PROBLEM DETAILS
The lines to return are those below that contain the word "true".

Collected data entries
=== Section Start ===

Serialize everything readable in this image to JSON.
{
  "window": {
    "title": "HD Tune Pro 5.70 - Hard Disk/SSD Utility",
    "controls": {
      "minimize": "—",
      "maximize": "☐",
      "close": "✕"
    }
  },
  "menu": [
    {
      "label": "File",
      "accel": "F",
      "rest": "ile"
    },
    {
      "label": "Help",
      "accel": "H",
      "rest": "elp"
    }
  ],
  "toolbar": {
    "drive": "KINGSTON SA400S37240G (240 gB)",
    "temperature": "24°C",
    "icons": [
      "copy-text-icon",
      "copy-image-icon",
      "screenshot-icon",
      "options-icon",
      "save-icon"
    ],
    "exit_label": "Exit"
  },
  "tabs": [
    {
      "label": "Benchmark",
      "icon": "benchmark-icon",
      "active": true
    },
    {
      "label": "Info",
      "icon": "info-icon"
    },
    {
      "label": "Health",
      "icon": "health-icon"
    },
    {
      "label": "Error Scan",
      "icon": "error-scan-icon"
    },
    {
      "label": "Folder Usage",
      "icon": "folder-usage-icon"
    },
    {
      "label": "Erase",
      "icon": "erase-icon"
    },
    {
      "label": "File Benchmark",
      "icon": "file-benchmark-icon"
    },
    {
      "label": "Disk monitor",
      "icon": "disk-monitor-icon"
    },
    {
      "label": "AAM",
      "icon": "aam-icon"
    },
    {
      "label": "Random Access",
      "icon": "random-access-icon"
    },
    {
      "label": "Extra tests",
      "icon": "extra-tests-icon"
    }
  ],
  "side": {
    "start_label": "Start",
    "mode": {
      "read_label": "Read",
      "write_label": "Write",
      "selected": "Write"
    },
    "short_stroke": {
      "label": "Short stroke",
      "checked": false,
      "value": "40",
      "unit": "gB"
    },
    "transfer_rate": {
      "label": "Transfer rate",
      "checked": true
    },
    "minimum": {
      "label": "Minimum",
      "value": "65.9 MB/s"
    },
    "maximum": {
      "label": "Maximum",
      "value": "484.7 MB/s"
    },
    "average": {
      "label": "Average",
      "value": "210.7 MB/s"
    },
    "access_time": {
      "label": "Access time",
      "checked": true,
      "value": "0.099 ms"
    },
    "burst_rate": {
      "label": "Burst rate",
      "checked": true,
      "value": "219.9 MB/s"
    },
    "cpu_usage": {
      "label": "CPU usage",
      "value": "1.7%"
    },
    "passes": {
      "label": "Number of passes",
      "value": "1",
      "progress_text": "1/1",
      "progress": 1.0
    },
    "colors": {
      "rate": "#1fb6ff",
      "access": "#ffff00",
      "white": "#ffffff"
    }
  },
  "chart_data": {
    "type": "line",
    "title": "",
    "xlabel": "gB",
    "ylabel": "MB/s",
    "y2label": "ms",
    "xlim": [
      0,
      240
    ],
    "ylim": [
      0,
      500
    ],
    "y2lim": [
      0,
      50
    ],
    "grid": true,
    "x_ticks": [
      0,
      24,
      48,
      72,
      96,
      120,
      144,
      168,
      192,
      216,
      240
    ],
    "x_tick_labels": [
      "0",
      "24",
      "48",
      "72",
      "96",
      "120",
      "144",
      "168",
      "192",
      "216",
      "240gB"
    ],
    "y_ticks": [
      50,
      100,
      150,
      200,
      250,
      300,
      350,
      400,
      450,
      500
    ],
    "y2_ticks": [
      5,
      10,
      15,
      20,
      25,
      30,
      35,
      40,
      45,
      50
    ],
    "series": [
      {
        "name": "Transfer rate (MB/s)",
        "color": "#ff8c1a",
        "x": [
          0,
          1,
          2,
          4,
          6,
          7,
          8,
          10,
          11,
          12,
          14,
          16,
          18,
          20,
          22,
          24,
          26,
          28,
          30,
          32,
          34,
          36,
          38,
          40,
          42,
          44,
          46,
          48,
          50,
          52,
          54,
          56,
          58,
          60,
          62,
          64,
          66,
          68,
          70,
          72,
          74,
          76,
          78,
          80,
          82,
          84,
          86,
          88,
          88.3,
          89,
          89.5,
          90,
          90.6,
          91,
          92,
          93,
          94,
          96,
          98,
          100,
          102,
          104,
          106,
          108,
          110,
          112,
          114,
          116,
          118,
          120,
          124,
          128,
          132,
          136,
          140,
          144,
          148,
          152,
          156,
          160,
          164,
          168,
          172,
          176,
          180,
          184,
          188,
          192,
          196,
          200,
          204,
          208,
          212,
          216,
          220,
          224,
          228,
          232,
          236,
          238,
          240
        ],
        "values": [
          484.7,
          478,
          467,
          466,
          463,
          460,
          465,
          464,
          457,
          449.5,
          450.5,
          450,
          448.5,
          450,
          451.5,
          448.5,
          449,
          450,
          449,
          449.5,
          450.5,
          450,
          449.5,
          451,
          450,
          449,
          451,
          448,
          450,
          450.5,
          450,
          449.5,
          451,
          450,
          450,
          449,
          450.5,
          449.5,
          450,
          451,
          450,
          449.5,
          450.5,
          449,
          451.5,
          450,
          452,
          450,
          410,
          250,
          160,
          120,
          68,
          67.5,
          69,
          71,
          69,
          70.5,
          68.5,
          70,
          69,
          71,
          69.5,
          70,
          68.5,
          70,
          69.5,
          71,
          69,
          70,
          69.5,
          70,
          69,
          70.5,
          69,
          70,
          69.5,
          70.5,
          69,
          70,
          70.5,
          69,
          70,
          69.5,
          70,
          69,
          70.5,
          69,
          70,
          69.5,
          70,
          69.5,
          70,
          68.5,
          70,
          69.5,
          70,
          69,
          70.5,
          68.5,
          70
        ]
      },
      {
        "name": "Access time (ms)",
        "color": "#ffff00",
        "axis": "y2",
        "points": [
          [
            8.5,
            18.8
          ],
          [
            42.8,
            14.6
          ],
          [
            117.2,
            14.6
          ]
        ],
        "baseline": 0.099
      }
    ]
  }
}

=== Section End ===

REPLY
      "active": true
      "checked": true
      "checked": true,
      "checked": true,
    "grid": true,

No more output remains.